It can happen that some “spirit-bearing elder” might tell such a matushka: “endure.” And then she does endures, because this priest is good, highly respected, and does not give out bad advice. But he could be wrong. Following his advice (or that of anyone else who gives this advice) can mean ruining your life. We have no guarantee that we can simply read such-and-such a prayer and that our lives will then go smoothly.

Here it should be understood that it is not this priest, but you yourself, that is responsible for what goes on in your life – not this priest, not some other respected person, but you yourself. The Lord has given us life, He has given us reason, He has given us the ability somehow to perceive this world. We need to be responsible for our own actions, for our own spiritual condition. We should not be afraid of this; but, counting on the will of God, we should make our own decisions.


  1. Perhaps I missed something in this article, but we don't honor St. Monica, mother of Augustine, for having the courage to divorce her unloving and unkind husband, we honor her for having the courage to "endure, pray, and humble herself", which eventually saw the salvation of her husband and son.

    Are there any divorced saints?

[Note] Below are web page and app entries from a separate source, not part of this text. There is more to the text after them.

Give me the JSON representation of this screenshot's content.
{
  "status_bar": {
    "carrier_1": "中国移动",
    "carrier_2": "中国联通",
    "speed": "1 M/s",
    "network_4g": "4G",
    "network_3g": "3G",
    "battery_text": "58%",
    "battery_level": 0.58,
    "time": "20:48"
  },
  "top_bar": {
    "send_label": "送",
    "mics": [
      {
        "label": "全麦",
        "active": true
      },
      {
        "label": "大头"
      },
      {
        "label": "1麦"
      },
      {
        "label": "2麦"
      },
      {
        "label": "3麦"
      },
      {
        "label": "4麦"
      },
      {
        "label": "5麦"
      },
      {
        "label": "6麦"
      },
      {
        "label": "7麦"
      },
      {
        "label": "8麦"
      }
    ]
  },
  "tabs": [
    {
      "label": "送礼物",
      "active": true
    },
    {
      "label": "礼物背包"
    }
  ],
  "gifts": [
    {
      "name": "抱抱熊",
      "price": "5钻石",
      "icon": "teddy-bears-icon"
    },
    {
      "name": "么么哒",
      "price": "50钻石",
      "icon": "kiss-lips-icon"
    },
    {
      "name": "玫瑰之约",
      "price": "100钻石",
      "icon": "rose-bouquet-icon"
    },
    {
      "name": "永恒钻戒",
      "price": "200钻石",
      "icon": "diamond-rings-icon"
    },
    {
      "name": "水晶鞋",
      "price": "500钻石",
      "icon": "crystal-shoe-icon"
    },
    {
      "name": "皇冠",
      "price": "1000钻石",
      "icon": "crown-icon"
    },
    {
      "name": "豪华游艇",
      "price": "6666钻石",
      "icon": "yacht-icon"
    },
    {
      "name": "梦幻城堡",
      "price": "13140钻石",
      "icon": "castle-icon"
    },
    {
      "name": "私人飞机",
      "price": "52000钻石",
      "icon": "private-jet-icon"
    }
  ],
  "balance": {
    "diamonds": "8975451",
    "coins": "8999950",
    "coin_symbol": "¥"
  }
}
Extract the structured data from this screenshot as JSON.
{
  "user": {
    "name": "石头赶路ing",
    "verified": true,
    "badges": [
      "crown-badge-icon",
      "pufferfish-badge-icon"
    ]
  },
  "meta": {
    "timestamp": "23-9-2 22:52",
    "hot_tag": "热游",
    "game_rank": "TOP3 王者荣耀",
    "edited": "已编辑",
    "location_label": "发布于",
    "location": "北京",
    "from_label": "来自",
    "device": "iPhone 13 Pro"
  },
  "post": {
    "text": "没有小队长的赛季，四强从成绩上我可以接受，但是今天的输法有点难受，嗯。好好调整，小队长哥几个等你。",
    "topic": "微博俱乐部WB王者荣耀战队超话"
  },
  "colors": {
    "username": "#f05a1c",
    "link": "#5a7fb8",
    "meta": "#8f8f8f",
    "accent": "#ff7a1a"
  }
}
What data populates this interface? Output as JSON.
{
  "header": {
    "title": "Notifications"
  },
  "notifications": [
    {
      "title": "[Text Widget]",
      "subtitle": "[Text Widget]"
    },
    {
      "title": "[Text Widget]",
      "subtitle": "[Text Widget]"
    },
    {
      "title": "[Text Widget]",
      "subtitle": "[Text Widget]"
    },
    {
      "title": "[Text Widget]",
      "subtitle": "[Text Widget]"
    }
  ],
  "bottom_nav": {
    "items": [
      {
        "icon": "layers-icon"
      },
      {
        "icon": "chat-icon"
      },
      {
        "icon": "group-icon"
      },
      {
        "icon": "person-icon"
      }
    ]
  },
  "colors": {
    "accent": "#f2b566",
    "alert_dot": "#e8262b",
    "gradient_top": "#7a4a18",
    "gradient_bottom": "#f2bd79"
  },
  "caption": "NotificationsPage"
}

I'm not trying to be snarky, I really want to know.

  2. How "radical" or "mainstream" is this advice?

  3. Both worthy questions. Canonically the Church simply affirms the reality of a marriage that has died. It does not kill the marriage. So, I think we can agree that this is a lamentable state to be in, but as to how righteous or mainstream this belief is? I can only speak anecdotally. Should we always keep trying with our marriages regardless of how painful the experience might be? Certainly there is some holiness in bearing ones burdens and praying for the marriage and the spouse, but is there blame or fault in being unable to do so?

  4. I know priests who have told a woman fearing for her life -- with just cause, owing to a homicidal and relentlessly abusive husband -- that the marriage was long dead, and that the Church neither asks nor requires her to remain in such a situation. Divorce was counseled precisely as that "amputation" from intent to save a life.

  5. Perhaps a better question is "Are there any saints who abused their wives?"

  6. In the Orthodox Church, Monica is not venerated for remaining in an abusive relationship. This is not a message we want to teach in our Orthodox Church although historically I know the example of a person like Monica staying in an abusive marriage was abused wives. In this way the victims were abused twice: physically by their husbands and spiritually by the Roman Catholic Church. We can all say that Thank God those days are over.